In considering the recommendations of the independent McNulty report and before any decision was made on changes to future ticket office rules, it would of course be vital carefully to assess the needs of disabled communities and pensioners. That would be a very important part of any decisions made on future reform of ticket offices.
The McNulty report identified some 30% savings in real costs across the piece. If that is to be achieved by the closure of ticket offices or in other ways, what will the Minister do to ensure that that money will be passed on not to the rail companies but to the users? The line from Chippenham—the constituency of my hon. Friend Duncan Hames—to London is among the most expensive in the world: more, mile for mile, than the cost of Concorde. We need to cut those rates, and we can do that by saving money on the infrastructure.
We have made it clear that it is vital to get the costs of running the railways down, and it is also vital that the benefits of those cost reductions be shared by both taxpayers and fare payers so that we can give both better value for money. If we can achieve savings on the scale contemplated by McNulty, we could, we hope, see the end of the era of above-inflation fare increases.
Costs impact on fares, as the Minister has just said. In London, Conservative Mayor Boris Johnson—[Hon. Members: “Hooray!”] I expected a more Pavlovian response, Mr Speaker. Mayor Johnson has approved rises on average of nearly 6%, yet Labour mayoral candidate Ken Livingstone—[Hon. Members: “Hooray!”] Much better, Mr Speaker.
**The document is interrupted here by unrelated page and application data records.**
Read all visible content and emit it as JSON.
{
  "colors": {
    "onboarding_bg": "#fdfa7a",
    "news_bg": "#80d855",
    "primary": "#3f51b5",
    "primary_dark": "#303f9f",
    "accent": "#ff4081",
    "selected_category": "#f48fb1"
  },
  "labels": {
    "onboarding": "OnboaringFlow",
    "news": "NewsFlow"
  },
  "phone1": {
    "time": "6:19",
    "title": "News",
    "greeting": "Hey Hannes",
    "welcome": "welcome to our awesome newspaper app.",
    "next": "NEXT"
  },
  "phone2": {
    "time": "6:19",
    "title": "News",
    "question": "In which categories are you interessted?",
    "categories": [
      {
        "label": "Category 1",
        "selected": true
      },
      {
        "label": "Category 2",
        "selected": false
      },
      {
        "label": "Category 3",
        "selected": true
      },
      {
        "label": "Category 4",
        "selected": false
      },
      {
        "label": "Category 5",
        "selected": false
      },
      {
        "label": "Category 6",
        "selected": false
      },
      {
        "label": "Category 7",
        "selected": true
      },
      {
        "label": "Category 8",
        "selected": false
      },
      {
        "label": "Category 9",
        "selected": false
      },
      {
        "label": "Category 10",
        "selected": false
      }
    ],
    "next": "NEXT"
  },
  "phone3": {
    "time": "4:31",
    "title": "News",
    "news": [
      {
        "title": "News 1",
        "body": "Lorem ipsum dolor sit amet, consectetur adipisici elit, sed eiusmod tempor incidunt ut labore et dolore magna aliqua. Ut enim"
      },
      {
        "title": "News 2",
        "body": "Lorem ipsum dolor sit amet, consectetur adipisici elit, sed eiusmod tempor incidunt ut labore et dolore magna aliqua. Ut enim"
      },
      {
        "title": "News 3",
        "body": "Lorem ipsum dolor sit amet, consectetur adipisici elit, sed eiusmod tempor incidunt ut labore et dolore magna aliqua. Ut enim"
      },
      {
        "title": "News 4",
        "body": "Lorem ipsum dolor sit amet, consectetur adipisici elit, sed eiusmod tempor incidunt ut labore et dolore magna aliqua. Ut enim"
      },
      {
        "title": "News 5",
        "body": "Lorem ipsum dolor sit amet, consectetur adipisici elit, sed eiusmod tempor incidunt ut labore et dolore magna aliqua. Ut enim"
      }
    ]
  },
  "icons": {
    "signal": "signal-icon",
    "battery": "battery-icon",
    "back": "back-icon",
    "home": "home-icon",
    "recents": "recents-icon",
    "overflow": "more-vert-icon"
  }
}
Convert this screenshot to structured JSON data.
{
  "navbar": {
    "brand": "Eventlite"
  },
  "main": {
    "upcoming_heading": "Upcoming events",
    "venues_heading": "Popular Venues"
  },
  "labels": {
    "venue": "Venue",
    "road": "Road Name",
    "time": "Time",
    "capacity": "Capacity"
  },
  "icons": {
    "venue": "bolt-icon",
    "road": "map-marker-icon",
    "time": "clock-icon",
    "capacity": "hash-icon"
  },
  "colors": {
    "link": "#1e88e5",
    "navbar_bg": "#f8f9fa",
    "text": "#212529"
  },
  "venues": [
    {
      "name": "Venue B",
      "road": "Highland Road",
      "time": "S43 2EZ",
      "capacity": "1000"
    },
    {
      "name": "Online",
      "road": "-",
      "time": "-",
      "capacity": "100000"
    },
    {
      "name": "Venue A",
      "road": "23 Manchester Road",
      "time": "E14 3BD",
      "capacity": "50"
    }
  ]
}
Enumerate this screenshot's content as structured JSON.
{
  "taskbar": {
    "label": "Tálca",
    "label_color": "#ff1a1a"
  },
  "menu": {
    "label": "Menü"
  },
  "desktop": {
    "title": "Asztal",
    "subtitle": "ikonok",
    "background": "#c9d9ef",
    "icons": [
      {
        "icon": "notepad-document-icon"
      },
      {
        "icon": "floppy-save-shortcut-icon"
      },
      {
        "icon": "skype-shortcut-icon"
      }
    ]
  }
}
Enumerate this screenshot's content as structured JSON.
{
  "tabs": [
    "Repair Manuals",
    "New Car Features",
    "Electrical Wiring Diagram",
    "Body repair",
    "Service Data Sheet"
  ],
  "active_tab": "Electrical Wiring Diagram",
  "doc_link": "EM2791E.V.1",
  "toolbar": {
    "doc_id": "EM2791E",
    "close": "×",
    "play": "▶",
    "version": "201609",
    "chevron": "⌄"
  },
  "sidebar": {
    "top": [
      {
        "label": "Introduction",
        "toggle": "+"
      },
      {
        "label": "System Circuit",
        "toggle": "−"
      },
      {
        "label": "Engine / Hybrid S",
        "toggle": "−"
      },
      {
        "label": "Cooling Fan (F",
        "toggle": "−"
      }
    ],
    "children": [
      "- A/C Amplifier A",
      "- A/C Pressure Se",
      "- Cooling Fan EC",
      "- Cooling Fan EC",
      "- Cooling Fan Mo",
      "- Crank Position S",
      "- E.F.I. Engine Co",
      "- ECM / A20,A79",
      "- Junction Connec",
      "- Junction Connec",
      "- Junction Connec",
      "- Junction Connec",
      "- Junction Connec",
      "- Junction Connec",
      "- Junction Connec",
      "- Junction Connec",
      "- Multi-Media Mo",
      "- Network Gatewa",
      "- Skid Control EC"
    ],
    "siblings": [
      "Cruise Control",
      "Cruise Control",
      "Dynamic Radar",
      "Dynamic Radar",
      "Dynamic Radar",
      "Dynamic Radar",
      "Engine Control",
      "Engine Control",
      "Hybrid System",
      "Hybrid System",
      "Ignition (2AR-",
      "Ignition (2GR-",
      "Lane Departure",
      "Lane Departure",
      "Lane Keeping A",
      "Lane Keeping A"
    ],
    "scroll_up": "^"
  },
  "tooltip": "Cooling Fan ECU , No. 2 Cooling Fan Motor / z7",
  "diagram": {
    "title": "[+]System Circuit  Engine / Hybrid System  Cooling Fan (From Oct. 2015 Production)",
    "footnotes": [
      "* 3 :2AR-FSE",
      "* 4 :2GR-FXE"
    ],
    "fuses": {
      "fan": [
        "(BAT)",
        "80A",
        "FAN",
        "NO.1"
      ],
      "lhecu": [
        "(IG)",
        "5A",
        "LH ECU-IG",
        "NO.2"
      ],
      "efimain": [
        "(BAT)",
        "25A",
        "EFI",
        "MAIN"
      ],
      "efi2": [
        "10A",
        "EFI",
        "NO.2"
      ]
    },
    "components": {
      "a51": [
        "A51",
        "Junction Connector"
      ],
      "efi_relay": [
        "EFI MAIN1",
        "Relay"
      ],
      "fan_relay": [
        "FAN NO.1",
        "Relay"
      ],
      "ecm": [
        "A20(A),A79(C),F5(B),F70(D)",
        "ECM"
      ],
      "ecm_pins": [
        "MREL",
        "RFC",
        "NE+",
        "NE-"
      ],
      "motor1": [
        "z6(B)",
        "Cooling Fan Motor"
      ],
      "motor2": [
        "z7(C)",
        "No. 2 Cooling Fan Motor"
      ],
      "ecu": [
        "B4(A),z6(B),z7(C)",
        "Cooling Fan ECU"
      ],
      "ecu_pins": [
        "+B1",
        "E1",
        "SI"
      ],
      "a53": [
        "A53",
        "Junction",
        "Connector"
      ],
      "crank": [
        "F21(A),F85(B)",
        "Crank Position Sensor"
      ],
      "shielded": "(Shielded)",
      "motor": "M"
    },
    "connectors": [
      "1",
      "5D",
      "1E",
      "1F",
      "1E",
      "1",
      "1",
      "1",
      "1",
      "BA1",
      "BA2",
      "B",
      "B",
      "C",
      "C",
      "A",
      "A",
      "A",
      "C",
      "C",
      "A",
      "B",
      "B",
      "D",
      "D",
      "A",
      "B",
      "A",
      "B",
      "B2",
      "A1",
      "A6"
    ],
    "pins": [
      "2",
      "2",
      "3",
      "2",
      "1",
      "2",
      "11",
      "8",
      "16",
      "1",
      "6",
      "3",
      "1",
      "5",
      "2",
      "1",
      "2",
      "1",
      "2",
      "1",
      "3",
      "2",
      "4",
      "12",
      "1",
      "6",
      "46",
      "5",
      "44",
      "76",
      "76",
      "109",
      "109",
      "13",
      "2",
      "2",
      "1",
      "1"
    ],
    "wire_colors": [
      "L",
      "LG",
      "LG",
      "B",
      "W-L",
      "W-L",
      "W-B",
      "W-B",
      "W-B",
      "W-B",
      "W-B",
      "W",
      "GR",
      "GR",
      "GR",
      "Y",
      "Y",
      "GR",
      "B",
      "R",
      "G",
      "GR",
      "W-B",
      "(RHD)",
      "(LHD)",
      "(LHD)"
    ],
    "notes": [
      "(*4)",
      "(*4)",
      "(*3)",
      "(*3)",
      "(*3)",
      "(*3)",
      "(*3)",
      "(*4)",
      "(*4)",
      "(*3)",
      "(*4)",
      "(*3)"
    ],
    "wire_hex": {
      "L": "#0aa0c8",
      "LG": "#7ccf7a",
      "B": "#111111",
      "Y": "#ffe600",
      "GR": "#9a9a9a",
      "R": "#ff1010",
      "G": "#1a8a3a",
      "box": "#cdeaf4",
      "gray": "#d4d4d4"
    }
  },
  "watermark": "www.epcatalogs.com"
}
Both sides of the House appreciate the Labour candidate; I am sure he would be very reassured. Ken Livingstone says he can cut fares by between 7% and 11% because of Transport for London surpluses. Has the Minister had any discussions with Mayor Johnson about the rises?
The hon. Gentleman is completely naive in his approach to Ken Livingstone’s proposals on fares. Livingstone’s numbers simply do not add up, and his track record shows that he promises fare reductions and ends up delivering fare hikes.
Does the Minister agree that no station operator should be allowed to close ticket offices where there are any real concerns about security and safety as a result of creating an unmanned station?
Certainly, if we were to change the way ticket offices operate, we would need to look carefully at all safety and security consequences, as well as taking into account the concerns of the disabled community and pensioners. However, we do need to look at ticket offices as part of the process of reducing costs on the railways, in order to deliver the better value for money that passengers want. We need to do that because the way passengers are buying tickets is changing. Oyster in London demonstrates that there are some high-quality alternatives to the ticket queue. If we can roll those out more widely, which we plan to do with ITSO smart ticketing, that will make a difference to our approach to future decisions on ticket offices.